= Your objective =
Return every line from the records below with the string "Campaign".
==================================================
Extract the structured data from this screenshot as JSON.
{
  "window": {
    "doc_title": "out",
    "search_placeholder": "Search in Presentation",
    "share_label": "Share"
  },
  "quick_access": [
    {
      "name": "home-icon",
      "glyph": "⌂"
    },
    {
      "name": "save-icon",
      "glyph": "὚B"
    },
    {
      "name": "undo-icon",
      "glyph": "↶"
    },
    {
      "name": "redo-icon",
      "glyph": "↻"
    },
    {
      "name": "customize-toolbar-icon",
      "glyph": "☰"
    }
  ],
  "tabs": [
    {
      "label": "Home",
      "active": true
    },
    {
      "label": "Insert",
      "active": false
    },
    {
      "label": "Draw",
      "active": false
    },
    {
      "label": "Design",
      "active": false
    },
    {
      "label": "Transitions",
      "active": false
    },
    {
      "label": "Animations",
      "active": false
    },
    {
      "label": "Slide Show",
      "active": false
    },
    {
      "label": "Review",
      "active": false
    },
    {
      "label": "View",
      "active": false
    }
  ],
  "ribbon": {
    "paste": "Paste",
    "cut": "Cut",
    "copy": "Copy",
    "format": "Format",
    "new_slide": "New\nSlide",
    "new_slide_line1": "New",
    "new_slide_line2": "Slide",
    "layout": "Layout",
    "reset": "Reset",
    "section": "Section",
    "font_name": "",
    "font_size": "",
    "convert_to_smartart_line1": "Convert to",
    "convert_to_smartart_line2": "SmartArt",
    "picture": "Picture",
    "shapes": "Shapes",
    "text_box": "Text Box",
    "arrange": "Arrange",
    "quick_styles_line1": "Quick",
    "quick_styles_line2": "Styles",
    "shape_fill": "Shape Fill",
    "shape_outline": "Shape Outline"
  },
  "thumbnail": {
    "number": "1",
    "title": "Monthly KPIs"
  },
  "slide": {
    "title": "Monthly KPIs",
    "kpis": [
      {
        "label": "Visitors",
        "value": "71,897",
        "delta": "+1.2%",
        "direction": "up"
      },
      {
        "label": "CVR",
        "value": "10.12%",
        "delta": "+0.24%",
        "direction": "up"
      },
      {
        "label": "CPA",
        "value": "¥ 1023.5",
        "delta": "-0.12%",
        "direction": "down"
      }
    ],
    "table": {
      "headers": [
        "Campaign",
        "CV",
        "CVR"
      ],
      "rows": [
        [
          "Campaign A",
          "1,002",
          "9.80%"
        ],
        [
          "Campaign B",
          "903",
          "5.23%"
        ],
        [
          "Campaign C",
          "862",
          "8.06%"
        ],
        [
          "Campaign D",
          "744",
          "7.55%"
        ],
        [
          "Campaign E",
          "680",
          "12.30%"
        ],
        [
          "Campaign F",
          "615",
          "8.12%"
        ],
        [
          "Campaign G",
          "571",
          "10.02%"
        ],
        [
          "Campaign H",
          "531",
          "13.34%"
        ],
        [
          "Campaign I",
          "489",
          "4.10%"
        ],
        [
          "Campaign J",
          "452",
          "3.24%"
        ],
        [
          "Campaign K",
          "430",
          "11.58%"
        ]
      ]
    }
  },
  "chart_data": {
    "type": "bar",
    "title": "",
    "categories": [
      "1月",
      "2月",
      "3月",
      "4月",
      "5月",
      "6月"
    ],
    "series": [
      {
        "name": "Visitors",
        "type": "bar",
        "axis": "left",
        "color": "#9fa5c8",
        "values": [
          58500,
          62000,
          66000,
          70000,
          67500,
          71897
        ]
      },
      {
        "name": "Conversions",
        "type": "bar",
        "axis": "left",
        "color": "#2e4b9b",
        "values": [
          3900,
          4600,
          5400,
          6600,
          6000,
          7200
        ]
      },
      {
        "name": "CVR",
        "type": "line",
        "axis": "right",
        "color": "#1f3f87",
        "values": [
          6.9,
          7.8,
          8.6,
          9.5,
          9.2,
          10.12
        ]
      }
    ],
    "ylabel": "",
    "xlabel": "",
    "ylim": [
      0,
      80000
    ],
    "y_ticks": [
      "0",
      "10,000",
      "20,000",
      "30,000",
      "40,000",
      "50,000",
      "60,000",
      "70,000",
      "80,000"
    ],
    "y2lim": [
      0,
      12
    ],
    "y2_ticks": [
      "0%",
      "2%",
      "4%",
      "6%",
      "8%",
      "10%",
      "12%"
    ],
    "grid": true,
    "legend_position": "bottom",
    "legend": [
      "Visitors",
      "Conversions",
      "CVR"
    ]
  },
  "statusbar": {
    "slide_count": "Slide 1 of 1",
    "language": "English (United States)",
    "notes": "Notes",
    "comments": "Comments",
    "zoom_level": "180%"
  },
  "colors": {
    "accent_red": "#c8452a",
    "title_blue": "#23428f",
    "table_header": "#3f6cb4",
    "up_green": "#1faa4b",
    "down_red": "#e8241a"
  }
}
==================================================
= Response for this exercise =
        "Campaign",
          "Campaign A",
          "Campaign B",
          "Campaign C",
          "Campaign D",
          "Campaign E",
          "Campaign F",
          "Campaign G",
          "Campaign H",
          "Campaign I",
          "Campaign J",
          "Campaign K",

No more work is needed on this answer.